Agencies of the Costa Rican government have been hit so badly by the Conti ransomware that the incoming president immediately declared a state of emergency, giving the country expanded law enforcement powers to go after the criminals. The US has also stepped in to support its ally, offering millions of dollars in bounties to anyone who can point the way to a Conti organizer.
National emergency for Costa Rican government, reward pool offered for assistance
The bounties offered for information about the Conti ransomware gang come from the US State Department, which is making a total of $15 million available. $10 million is set aside for identification of group leaders, and $5 million is up for information leading to the arrest of anyone involved with a Conti ransomware attack.
Ransomware has been out of control for years now, and there are no signs that criminal gangs are slowing down in spite of enhanced law enforcement efforts to track down the groups that create the biggest problems for national governments. Core members of one group often escape these campaigns, emerging months later as part of some new group. Large bounties are quickly becoming a regular part of the toolbox used to identify these individuals and incarcerate them.
The Conti ransomware group is a prime example of what happens when group leaders are not apprehended. The gang has been increasingly brazen in intentionally causing real world harm with its target selection, going after the likes of critical infrastructure companies and the health care field. The internal structure is highly organized, to the point of reflecting the structure of a legitimate corporation, and often disperses its work among remote contractors that are handling pieces of attacks that are so small they cannot be sure they are involved in an attack. It is thus unsurprising that a Conti affiliate is willing to go far enough to cause a national emergency to be declared.
Devastating Conti ransomware attack on Costa Rican government agencies causes serious financial issues

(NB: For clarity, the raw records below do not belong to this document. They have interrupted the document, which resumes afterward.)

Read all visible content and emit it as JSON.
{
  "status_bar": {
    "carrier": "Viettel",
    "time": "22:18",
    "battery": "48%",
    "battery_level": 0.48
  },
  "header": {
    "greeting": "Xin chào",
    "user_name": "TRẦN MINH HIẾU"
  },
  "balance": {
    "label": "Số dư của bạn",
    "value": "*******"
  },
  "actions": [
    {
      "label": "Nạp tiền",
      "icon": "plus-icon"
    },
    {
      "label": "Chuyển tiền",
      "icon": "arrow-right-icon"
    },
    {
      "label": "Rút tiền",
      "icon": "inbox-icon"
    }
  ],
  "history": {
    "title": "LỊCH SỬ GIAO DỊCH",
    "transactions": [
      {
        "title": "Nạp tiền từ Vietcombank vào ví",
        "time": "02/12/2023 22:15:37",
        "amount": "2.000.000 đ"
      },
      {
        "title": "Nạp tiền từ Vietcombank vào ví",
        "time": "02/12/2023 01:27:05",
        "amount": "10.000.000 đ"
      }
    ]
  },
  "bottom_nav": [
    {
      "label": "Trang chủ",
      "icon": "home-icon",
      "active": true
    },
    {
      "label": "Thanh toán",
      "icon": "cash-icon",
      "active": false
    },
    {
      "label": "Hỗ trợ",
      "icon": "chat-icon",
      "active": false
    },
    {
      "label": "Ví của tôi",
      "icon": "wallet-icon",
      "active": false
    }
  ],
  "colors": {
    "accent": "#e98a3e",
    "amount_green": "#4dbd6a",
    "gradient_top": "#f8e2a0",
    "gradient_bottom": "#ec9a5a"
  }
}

The chain of attacks on Costa Rican government agencies began on April 17, quickly turning into a true national emergency. Conti ransomware made its way onto the servers of the finance and labor ministries as well as the organization that handles the country’s Social Security program and family welfare programs. Some online functions of the Treasury, such as tax payments, were also impacted by Conti ransomware.
Conti operates on an affiliate model, and this particular affiliate (“unc1756”) is also suspected in other attacks on government servers including a theft of intelligence materials from Peru. The attacker has already leaked information stolen from Costa Rica to the Conti ransomware dark web portal after the former president of the country refused to pay its $10 million ransom demand. The leaked data reportedly contains stolen databases and source code.
The focus on national government agencies might immediately raise suspicions of espionage, but Conti ransomware affiliates have become famous for quickly exploiting new vulnerabilities as they are published and being indiscriminate in who they attack. The perpetrator behind Costa Rica’s national emergency is at least as likely to be a basic criminal outfit as it is a state-backed threat actor.